__Action item__. Could you copy every entry exactly, with nothing changed?

__Source information__.
====
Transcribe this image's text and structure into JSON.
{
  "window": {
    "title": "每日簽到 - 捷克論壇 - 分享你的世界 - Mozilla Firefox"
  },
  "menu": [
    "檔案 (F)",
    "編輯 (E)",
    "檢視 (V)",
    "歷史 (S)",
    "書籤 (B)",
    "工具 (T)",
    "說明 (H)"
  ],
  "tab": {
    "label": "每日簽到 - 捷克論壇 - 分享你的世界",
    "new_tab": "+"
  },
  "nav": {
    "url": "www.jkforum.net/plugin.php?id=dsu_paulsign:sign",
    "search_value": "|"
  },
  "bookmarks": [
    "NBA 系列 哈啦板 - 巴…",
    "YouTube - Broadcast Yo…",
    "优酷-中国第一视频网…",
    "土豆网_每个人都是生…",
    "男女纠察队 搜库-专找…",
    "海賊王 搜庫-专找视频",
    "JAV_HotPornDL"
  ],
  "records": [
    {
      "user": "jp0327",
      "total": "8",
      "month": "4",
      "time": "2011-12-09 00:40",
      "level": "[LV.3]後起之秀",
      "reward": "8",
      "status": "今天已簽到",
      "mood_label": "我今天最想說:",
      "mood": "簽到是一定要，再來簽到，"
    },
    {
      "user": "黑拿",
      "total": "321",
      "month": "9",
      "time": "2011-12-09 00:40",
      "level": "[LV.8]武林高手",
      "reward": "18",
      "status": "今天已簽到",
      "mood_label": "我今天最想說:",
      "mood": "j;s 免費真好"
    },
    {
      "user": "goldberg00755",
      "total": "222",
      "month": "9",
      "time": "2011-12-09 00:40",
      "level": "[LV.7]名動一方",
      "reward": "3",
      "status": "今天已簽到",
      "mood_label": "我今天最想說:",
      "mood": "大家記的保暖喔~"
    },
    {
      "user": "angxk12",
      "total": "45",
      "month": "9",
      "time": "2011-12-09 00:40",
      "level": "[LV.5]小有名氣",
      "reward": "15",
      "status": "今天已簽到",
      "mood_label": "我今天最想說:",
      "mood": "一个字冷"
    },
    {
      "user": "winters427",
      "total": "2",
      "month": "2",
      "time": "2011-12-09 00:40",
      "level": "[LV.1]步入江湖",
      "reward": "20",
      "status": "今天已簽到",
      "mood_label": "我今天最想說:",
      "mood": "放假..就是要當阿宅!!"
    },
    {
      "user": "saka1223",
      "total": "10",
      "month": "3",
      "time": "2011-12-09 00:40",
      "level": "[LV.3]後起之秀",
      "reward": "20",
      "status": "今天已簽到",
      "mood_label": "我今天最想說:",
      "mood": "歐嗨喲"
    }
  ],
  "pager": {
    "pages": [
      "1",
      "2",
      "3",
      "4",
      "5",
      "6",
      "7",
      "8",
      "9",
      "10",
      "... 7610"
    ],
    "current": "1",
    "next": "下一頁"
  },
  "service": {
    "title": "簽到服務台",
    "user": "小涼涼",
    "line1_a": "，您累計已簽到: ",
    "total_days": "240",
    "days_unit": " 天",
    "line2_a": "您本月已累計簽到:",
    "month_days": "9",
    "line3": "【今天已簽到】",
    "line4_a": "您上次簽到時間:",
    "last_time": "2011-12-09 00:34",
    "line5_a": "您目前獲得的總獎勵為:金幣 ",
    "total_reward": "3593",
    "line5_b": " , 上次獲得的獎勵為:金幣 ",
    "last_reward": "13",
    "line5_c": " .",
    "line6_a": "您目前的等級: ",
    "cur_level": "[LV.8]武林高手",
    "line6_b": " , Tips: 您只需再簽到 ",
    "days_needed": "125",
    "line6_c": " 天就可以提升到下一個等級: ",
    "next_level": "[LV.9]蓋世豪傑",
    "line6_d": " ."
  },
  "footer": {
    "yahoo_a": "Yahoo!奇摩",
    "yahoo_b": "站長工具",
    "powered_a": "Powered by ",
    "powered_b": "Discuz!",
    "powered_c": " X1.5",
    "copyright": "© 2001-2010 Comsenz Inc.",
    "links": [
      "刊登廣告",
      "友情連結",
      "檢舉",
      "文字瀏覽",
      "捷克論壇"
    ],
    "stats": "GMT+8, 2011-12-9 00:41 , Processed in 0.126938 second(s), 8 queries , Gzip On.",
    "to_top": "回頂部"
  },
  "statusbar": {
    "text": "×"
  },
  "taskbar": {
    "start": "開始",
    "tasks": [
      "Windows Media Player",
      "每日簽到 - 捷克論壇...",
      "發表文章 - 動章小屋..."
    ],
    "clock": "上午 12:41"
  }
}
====
__Solution__.
Transcribe this image's text and structure into JSON.
{
  "window": {
    "title": "每日簽到 - 捷克論壇 - 分享你的世界 - Mozilla Firefox"
  },
  "menu": [
    "檔案 (F)",
    "編輯 (E)",
    "檢視 (V)",
    "歷史 (S)",
    "書籤 (B)",
    "工具 (T)",
    "說明 (H)"
  ],
  "tab": {
    "label": "每日簽到 - 捷克論壇 - 分享你的世界",
    "new_tab": "+"
  },
  "nav": {
    "url": "www.jkforum.net/plugin.php?id=dsu_paulsign:sign",
    "search_value": "|"
  },
  "bookmarks": [
    "NBA 系列 哈啦板 - 巴…",
    "YouTube - Broadcast Yo…",
    "优酷-中国第一视频网…",
    "土豆网_每个人都是生…",
    "男女纠察队 搜库-专找…",
    "海賊王 搜庫-专找视频",
    "JAV_HotPornDL"
  ],
  "records": [
    {
      "user": "jp0327",
      "total": "8",
      "month": "4",
      "time": "2011-12-09 00:40",
      "level": "[LV.3]後起之秀",
      "reward": "8",
      "status": "今天已簽到",
      "mood_label": "我今天最想說:",
      "mood": "簽到是一定要，再來簽到，"
    },
    {
      "user": "黑拿",
      "total": "321",
      "month": "9",
      "time": "2011-12-09 00:40",
      "level": "[LV.8]武林高手",
      "reward": "18",
      "status": "今天已簽到",
      "mood_label": "我今天最想說:",
      "mood": "j;s 免費真好"
    },
    {
      "user": "goldberg00755",
      "total": "222",
      "month": "9",
      "time": "2011-12-09 00:40",
      "level": "[LV.7]名動一方",
      "reward": "3",
      "status": "今天已簽到",
      "mood_label": "我今天最想說:",
      "mood": "大家記的保暖喔~"
    },
    {
      "user": "angxk12",
      "total": "45",
      "month": "9",
      "time": "2011-12-09 00:40",
      "level": "[LV.5]小有名氣",
      "reward": "15",
      "status": "今天已簽到",
      "mood_label": "我今天最想說:",
      "mood": "一个字冷"
    },
    {
      "user": "winters427",
      "total": "2",
      "month": "2",
      "time": "2011-12-09 00:40",
      "level": "[LV.1]步入江湖",
      "reward": "20",
      "status": "今天已簽到",
      "mood_label": "我今天最想說:",
      "mood": "放假..就是要當阿宅!!"
    },
    {
      "user": "saka1223",
      "total": "10",
      "month": "3",
      "time": "2011-12-09 00:40",
      "level": "[LV.3]後起之秀",
      "reward": "20",
      "status": "今天已簽到",
      "mood_label": "我今天最想說:",
      "mood": "歐嗨喲"
    }
  ],
  "pager": {
    "pages": [
      "1",
      "2",
      "3",
      "4",
      "5",
      "6",
      "7",
      "8",
      "9",
      "10",
      "... 7610"
    ],
    "current": "1",
    "next": "下一頁"
  },
  "service": {
    "title": "簽到服務台",
    "user": "小涼涼",
    "line1_a": "，您累計已簽到: ",
    "total_days": "240",
    "days_unit": " 天",
    "line2_a": "您本月已累計簽到:",
    "month_days": "9",
    "line3": "【今天已簽到】",
    "line4_a": "您上次簽到時間:",
    "last_time": "2011-12-09 00:34",
    "line5_a": "您目前獲得的總獎勵為:金幣 ",
    "total_reward": "3593",
    "line5_b": " , 上次獲得的獎勵為:金幣 ",
    "last_reward": "13",
    "line5_c": " .",
    "line6_a": "您目前的等級: ",
    "cur_level": "[LV.8]武林高手",
    "line6_b": " , Tips: 您只需再簽到 ",
    "days_needed": "125",
    "line6_c": " 天就可以提升到下一個等級: ",
    "next_level": "[LV.9]蓋世豪傑",
    "line6_d": " ."
  },
  "footer": {
    "yahoo_a": "Yahoo!奇摩",
    "yahoo_b": "站長工具",
    "powered_a": "Powered by ",
    "powered_b": "Discuz!",
    "powered_c": " X1.5",
    "copyright": "© 2001-2010 Comsenz Inc.",
    "links": [
      "刊登廣告",
      "友情連結",
      "檢舉",
      "文字瀏覽",
      "捷克論壇"
    ],
    "stats": "GMT+8, 2011-12-9 00:41 , Processed in 0.126938 second(s), 8 queries , Gzip On.",
    "to_top": "回頂部"
  },
  "statusbar": {
    "text": "×"
  },
  "taskbar": {
    "start": "開始",
    "tasks": [
      "Windows Media Player",
      "每日簽到 - 捷克論壇...",
      "發表文章 - 動章小屋..."
    ],
    "clock": "上午 12:41"
  }
}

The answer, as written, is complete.